Daja reached out. The box was beyond her grasp. She looked around for a long piece of wood to grab it—with no luck. Water surged in another slow roll, and her raft moved away from the wreckage. The box stayed behind.

“No!” she cried. “No!” She strained to grab that precious thing, though yards now lay between her and it. “Come here! Come on, I—I order you!” She half-laughed, half-cried to hear such foolishness. “Come on,” she whispered, as she had when she coaxed the ship’s dogs to come to their food bowls. She was not very old, after all—she did not want to die. Tears rolling down her cheeks, she reached out and twitched her fingers as if she were beckoning to her pets.

Later she would wonder if she had just imagined it, being crazy with the sun and terrified of death.

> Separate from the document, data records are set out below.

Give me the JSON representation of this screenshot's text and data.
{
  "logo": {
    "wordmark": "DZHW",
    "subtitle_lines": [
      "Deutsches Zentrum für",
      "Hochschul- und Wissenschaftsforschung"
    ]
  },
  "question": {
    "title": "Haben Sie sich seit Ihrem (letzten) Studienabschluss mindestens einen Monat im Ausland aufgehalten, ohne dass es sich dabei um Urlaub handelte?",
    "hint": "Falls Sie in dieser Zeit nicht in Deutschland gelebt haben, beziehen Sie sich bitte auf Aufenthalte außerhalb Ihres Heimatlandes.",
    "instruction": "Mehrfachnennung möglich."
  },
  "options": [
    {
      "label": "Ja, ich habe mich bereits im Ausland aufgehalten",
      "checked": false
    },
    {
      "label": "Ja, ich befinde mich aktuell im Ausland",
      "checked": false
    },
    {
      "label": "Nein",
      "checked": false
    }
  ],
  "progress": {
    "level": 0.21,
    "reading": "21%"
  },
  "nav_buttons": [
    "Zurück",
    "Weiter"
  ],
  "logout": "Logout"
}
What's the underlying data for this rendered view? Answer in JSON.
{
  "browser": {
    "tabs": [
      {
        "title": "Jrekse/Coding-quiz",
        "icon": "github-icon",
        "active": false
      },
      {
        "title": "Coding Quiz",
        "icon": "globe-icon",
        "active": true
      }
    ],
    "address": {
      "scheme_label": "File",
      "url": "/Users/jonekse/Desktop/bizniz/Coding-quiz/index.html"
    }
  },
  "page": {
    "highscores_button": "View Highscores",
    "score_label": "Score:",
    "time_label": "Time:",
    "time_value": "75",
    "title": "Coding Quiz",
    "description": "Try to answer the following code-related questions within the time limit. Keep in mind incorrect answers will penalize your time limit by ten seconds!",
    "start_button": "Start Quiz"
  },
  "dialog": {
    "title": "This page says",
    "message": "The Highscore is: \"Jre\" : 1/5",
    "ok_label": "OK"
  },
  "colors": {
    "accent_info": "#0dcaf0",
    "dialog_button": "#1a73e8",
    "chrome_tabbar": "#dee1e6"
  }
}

Now she stared, jaw dropping, as the box pulled away from the mast and floated toward her. It stopped twice along the way. Both times she wiggled her fingers, afraid to move anything else. Both times the box came forward, until it bumped her hand.

Very, very carefully, she drew her prize onto the hatch cover. It was indeed a suraku, lined with copper to keep the damp out and life in. The bundles were oiled cloth, to keep their contents dry. The corks in the bottles had wax seals. Gently she felt through everything and grabbed a bottle. It took nearly all her strength to wriggle the cork out. When it popped free, liquid sprayed onto her face. Fresh water! Greedily, she drank most of that bottle before she came to her senses. If she guzzled it all now, there would be less for tomorrow. She had to save it. She fumbled to put the cork back in. Inspecting the other bottles, she saw they also held water.

“Thank you, Trader Koma,” she whispered to the god of deals and rewards.

In the bundles she found cheese, bread, apples. She ate carefully, in tiny bites, as her lips cracked open and bled. All thought of the future had vanished: for right now, she was gloriously alive.